Compact Black, a New Typeface Redrawn from Soviet-Era Visual Artifacts – Eye on Design
Back Story: KTF, a new foundry based in Kyiv and Hannover, was envisioned by founders Yevgeniy Anfalov and Oleś Gergun as a typographic playground at the intersection of Latin and Cyrillic scripts. Their design mission ranges from hunting ghost fonts from the behind-the-Iron-Curtain-past to collaborations with older masters to bridge the generation gap and preserve knowledge. KTF Compact is the happy result of what Anfalov calls an impromptu session of re-drawing Soviet visual artifacts.
In his 1936 essay “The Work of Art in the Age of Mechanical Reproduction,” cultural critic Walter Benjamin spoke of aura—the authenticity of a single original object. With this project, Anfalov sought to complete a process of “de-aurization” to transform some original one-off type from a 1982 Soviet hand-drawn movie poster collected by his colleague Kirill Gluschenko into something modern, reproducible, digital.
The designer says, “I see potential in static typography becoming dynamic as digital fonts. The moment of translation is the most fun part of the game. I analyse what can be removed from the outline, how to distill and emphasize certain visual characteristics, and develop missing glyphs. Suddenly, it becomes a typographic alchemy where you’ve already forgotten where you started.”
Why’s it called Compact Black? Its relatively narrow proportions and very tight letter spacing suggested the name.
What are its distinguishing characteristics? Compact Black pays subtle homage to the mid-20th century heyday of magazine art direction, when designers such as Willy Fleckhaus and Herb Lubalin created their groundbreaking work. This all-caps ultimate heavyweight display typeface exists on the edge of legibility, with narrow vertical characters formed from slightly rounded rectangles of equal width. Primadonnas such as the sharp-toothed W and M provide contrast to the soft edges seen on the rest of the alphabet.
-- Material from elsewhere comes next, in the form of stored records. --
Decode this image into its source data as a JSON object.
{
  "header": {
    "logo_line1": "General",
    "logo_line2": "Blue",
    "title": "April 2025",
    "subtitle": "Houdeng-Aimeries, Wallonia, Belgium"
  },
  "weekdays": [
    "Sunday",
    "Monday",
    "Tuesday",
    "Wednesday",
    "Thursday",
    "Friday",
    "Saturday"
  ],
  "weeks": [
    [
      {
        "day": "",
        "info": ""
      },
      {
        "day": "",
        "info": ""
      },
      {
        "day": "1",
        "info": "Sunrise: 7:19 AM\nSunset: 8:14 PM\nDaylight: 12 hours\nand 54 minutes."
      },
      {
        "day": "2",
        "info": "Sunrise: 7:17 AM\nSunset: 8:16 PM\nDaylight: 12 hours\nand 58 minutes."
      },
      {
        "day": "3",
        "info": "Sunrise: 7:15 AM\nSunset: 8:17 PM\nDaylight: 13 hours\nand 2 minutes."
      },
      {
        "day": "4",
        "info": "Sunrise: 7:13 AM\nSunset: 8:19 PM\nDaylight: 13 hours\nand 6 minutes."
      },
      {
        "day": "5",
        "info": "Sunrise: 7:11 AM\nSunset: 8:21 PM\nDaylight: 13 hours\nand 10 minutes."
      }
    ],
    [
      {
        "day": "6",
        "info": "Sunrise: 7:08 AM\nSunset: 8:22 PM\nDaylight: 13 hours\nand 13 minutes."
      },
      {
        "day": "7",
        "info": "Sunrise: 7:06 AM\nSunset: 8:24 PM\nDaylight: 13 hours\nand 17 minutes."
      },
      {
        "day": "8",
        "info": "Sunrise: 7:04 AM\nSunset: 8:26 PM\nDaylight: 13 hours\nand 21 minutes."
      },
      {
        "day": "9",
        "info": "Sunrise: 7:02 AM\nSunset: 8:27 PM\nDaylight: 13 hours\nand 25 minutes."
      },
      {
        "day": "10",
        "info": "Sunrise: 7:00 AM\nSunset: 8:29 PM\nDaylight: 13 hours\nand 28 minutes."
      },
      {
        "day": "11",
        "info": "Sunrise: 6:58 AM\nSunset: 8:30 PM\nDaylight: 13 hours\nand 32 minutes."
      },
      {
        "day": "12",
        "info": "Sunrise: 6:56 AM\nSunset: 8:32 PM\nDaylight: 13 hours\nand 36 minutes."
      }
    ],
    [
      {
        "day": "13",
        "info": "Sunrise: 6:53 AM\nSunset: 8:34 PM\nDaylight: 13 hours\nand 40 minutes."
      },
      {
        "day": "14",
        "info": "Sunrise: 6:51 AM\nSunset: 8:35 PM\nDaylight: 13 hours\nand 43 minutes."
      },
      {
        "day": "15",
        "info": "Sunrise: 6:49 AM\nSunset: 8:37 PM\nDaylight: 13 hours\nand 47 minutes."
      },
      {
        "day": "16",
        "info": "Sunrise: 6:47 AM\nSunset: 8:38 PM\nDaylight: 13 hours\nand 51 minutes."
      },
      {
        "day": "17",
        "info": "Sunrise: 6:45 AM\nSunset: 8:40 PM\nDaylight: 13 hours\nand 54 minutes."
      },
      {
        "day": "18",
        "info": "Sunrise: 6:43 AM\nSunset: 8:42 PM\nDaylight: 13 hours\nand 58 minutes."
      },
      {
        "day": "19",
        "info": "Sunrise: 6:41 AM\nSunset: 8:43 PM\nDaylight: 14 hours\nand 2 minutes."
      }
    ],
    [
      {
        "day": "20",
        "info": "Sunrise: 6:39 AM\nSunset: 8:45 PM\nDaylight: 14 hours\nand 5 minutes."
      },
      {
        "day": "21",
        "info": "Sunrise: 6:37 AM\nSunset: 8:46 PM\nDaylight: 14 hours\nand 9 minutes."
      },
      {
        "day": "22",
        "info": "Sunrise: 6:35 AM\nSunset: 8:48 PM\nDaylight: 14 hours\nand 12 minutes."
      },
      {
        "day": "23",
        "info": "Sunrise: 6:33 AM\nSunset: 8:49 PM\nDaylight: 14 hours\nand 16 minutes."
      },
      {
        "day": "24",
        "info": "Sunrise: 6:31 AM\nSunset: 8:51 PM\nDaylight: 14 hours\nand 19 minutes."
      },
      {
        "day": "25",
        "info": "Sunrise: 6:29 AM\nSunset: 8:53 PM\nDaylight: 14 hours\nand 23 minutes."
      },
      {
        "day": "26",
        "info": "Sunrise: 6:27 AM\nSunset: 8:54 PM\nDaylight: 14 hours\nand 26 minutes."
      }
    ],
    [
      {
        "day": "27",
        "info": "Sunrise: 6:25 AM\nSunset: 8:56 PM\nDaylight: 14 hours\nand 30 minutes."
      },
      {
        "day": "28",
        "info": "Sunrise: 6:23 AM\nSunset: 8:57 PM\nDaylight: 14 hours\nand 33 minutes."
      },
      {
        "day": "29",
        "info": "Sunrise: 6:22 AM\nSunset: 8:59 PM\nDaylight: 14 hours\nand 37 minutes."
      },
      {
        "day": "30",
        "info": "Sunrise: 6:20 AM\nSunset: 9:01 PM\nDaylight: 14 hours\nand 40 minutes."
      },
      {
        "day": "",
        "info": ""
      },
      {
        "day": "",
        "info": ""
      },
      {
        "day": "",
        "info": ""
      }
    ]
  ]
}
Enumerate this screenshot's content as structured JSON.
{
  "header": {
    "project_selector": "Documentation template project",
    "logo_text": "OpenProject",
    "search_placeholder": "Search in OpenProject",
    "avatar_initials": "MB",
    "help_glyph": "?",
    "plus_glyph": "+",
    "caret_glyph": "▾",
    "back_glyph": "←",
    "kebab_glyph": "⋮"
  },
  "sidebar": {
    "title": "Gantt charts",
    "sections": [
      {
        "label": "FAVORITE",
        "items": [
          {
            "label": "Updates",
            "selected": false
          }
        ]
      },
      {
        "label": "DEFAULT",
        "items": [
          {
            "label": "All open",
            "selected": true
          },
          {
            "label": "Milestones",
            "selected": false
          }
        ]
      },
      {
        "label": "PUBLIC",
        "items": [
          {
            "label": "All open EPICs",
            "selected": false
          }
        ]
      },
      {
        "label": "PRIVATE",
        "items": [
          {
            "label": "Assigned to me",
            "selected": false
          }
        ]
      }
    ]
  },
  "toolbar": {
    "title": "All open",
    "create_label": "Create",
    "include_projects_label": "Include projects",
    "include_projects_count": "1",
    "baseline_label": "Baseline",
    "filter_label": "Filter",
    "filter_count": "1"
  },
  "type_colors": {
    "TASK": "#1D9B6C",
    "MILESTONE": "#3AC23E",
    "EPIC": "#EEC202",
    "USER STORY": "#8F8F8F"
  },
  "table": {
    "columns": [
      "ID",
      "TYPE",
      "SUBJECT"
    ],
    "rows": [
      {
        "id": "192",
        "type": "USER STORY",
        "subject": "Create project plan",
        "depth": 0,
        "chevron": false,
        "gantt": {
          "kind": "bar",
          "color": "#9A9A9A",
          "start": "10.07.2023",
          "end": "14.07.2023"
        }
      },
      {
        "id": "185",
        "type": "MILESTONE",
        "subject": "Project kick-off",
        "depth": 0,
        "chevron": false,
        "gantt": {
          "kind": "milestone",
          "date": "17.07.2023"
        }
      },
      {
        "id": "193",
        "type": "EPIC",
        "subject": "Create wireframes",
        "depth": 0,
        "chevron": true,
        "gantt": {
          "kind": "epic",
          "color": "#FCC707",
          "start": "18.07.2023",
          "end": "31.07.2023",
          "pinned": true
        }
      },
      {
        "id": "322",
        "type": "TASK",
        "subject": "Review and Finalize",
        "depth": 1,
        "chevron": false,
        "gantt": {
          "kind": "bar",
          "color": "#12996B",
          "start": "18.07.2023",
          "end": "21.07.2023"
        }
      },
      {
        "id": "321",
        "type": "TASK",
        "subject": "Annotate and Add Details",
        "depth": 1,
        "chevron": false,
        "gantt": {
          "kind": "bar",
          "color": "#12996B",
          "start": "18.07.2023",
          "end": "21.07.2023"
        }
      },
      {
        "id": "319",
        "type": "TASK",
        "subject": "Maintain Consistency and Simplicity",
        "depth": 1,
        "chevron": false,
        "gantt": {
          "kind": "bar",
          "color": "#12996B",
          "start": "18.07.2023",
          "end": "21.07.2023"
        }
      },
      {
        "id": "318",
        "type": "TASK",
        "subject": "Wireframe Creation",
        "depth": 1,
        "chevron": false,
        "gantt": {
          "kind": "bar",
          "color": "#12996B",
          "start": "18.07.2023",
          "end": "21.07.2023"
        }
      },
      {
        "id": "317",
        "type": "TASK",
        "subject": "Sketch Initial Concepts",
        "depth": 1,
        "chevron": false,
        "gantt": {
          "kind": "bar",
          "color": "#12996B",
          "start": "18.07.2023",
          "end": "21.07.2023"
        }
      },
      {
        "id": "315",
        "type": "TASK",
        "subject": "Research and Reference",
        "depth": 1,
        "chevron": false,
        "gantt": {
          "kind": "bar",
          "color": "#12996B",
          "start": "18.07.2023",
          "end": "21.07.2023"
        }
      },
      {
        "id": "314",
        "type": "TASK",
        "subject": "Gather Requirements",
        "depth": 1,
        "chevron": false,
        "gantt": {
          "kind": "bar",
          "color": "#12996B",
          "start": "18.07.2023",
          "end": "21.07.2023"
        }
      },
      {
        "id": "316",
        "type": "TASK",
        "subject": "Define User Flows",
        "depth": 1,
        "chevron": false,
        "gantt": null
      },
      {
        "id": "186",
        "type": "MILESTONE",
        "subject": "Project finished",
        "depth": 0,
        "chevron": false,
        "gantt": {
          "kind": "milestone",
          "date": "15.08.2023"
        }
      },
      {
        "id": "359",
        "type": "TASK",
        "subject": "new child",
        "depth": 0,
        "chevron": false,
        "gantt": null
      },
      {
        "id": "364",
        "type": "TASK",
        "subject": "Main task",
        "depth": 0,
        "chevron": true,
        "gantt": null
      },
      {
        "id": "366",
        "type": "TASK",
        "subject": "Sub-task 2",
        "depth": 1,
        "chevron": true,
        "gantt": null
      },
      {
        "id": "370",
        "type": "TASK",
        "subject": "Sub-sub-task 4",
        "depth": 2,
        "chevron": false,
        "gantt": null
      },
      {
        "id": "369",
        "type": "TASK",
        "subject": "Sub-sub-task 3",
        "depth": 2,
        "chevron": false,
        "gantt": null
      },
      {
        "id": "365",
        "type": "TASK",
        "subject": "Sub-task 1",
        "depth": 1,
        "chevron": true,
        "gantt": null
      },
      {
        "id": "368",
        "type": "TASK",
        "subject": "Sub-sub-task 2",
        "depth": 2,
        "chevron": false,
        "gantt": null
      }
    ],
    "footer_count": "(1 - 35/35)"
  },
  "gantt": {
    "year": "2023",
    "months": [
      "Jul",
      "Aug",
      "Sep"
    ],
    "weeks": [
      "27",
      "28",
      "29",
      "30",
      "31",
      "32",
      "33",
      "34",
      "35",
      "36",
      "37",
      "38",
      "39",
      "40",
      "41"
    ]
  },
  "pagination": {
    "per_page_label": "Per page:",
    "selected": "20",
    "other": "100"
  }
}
Anfalov says, “Compact is a typographic Roland 909*: as you type it, a repetitive yet vibrant pattern comes into being. The letters are an active visual agent that takes up space and inverts it, with type becoming a surface.”
*The Roland TR-909 Rhythm Composer is a drum machine from 1983 that became influential in the development of electronic dance music genres such as techno, house, and acid.
What should I use it for? Anfalov says, “Use it for all opportunities that celebrate typography including, but not limited to, movie titles, magazine spreads, record covers, and books. Kirill, whose poster inspired this typeface, tested it exhaustively in a short movie project with a full set of collateral materials. Due to the font’s simple structure, it even worked out with knitting: a fellow designer from Belarus, Alex Chumak, made a scarf as band merch.”